→ Goal of the exercise
What follows is a set of records. Repeat every one of them exactly.

Segment Start: Provided data

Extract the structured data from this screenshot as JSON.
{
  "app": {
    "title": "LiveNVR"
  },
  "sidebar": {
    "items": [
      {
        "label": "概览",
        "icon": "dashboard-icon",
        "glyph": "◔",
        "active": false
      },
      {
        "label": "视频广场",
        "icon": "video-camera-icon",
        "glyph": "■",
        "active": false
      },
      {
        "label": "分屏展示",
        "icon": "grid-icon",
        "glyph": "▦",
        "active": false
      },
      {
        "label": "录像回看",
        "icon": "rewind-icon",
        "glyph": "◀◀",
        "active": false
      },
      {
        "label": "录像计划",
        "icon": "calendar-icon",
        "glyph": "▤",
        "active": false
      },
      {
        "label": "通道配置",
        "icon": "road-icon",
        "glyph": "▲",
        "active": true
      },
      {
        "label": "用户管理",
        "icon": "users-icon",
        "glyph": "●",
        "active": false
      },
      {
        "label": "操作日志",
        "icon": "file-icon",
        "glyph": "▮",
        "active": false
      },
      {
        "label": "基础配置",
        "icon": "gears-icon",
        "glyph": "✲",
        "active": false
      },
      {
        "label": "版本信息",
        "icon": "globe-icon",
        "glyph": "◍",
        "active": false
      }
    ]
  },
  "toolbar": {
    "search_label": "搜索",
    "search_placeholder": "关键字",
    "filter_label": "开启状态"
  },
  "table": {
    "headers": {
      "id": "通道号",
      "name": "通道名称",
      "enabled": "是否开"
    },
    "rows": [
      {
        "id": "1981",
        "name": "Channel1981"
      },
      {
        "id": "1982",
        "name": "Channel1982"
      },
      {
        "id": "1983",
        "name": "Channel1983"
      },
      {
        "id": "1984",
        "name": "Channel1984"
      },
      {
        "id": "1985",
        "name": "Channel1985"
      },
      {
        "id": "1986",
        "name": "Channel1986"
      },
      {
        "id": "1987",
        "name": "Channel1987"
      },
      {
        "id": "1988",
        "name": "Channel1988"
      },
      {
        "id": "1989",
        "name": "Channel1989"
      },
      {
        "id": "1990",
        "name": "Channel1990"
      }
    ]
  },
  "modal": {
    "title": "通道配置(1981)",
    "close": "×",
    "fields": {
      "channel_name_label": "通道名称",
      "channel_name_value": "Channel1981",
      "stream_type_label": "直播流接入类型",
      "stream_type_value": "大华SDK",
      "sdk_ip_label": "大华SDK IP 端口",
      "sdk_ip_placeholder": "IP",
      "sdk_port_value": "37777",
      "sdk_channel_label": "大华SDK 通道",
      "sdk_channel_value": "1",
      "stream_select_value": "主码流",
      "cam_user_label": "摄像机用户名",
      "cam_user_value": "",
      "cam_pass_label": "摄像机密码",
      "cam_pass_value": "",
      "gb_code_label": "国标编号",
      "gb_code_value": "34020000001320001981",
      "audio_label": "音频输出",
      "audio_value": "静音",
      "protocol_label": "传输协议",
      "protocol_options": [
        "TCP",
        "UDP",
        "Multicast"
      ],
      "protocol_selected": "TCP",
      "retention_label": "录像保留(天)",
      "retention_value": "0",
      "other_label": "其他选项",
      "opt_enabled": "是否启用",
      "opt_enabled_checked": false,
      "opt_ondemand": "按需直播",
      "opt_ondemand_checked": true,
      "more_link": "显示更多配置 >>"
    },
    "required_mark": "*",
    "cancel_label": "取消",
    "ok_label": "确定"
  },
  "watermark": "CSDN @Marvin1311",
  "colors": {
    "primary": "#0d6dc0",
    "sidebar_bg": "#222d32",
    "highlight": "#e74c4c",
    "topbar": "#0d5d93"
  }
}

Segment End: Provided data

→ Reply to the exercise
Extract the structured data from this screenshot as JSON.
{
  "app": {
    "title": "LiveNVR"
  },
  "sidebar": {
    "items": [
      {
        "label": "概览",
        "icon": "dashboard-icon",
        "glyph": "◔",
        "active": false
      },
      {
        "label": "视频广场",
        "icon": "video-camera-icon",
        "glyph": "■",
        "active": false
      },
      {
        "label": "分屏展示",
        "icon": "grid-icon",
        "glyph": "▦",
        "active": false
      },
      {
        "label": "录像回看",
        "icon": "rewind-icon",
        "glyph": "◀◀",
        "active": false
      },
      {
        "label": "录像计划",
        "icon": "calendar-icon",
        "glyph": "▤",
        "active": false
      },
      {
        "label": "通道配置",
        "icon": "road-icon",
        "glyph": "▲",
        "active": true
      },
      {
        "label": "用户管理",
        "icon": "users-icon",
        "glyph": "●",
        "active": false
      },
      {
        "label": "操作日志",
        "icon": "file-icon",
        "glyph": "▮",
        "active": false
      },
      {
        "label": "基础配置",
        "icon": "gears-icon",
        "glyph": "✲",
        "active": false
      },
      {
        "label": "版本信息",
        "icon": "globe-icon",
        "glyph": "◍",
        "active": false
      }
    ]
  },
  "toolbar": {
    "search_label": "搜索",
    "search_placeholder": "关键字",
    "filter_label": "开启状态"
  },
  "table": {
    "headers": {
      "id": "通道号",
      "name": "通道名称",
      "enabled": "是否开"
    },
    "rows": [
      {
        "id": "1981",
        "name": "Channel1981"
      },
      {
        "id": "1982",
        "name": "Channel1982"
      },
      {
        "id": "1983",
        "name": "Channel1983"
      },
      {
        "id": "1984",
        "name": "Channel1984"
      },
      {
        "id": "1985",
        "name": "Channel1985"
      },
      {
        "id": "1986",
        "name": "Channel1986"
      },
      {
        "id": "1987",
        "name": "Channel1987"
      },
      {
        "id": "1988",
        "name": "Channel1988"
      },
      {
        "id": "1989",
        "name": "Channel1989"
      },
      {
        "id": "1990",
        "name": "Channel1990"
      }
    ]
  },
  "modal": {
    "title": "通道配置(1981)",
    "close": "×",
    "fields": {
      "channel_name_label": "通道名称",
      "channel_name_value": "Channel1981",
      "stream_type_label": "直播流接入类型",
      "stream_type_value": "大华SDK",
      "sdk_ip_label": "大华SDK IP 端口",
      "sdk_ip_placeholder": "IP",
      "sdk_port_value": "37777",
      "sdk_channel_label": "大华SDK 通道",
      "sdk_channel_value": "1",
      "stream_select_value": "主码流",
      "cam_user_label": "摄像机用户名",
      "cam_user_value": "",
      "cam_pass_label": "摄像机密码",
      "cam_pass_value": "",
      "gb_code_label": "国标编号",
      "gb_code_value": "34020000001320001981",
      "audio_label": "音频输出",
      "audio_value": "静音",
      "protocol_label": "传输协议",
      "protocol_options": [
        "TCP",
        "UDP",
        "Multicast"
      ],
      "protocol_selected": "TCP",
      "retention_label": "录像保留(天)",
      "retention_value": "0",
      "other_label": "其他选项",
      "opt_enabled": "是否启用",
      "opt_enabled_checked": false,
      "opt_ondemand": "按需直播",
      "opt_ondemand_checked": true,
      "more_link": "显示更多配置 >>"
    },
    "required_mark": "*",
    "cancel_label": "取消",
    "ok_label": "确定"
  },
  "watermark": "CSDN @Marvin1311",
  "colors": {
    "primary": "#0d6dc0",
    "sidebar_bg": "#222d32",
    "highlight": "#e74c4c",
    "topbar": "#0d5d93"
  }
}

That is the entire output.